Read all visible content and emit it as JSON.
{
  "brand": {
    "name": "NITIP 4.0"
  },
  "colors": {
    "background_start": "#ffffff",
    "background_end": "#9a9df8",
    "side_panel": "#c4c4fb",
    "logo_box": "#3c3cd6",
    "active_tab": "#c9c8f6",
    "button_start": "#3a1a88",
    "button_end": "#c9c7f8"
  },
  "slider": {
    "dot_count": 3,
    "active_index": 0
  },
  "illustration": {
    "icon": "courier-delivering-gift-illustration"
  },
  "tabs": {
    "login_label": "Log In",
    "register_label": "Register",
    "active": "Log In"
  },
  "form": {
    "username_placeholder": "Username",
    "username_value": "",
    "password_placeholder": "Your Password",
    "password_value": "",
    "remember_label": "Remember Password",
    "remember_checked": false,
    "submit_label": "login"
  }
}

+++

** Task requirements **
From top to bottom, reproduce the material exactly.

** Output of the task **
Read all visible content and emit it as JSON.
{
  "brand": {
    "name": "NITIP 4.0"
  },
  "colors": {
    "background_start": "#ffffff",
    "background_end": "#9a9df8",
    "side_panel": "#c4c4fb",
    "logo_box": "#3c3cd6",
    "active_tab": "#c9c8f6",
    "button_start": "#3a1a88",
    "button_end": "#c9c7f8"
  },
  "slider": {
    "dot_count": 3,
    "active_index": 0
  },
  "illustration": {
    "icon": "courier-delivering-gift-illustration"
  },
  "tabs": {
    "login_label": "Log In",
    "register_label": "Register",
    "active": "Log In"
  },
  "form": {
    "username_placeholder": "Username",
    "username_value": "",
    "password_placeholder": "Your Password",
    "password_value": "",
    "remember_label": "Remember Password",
    "remember_checked": false,
    "submit_label": "login"
  }
}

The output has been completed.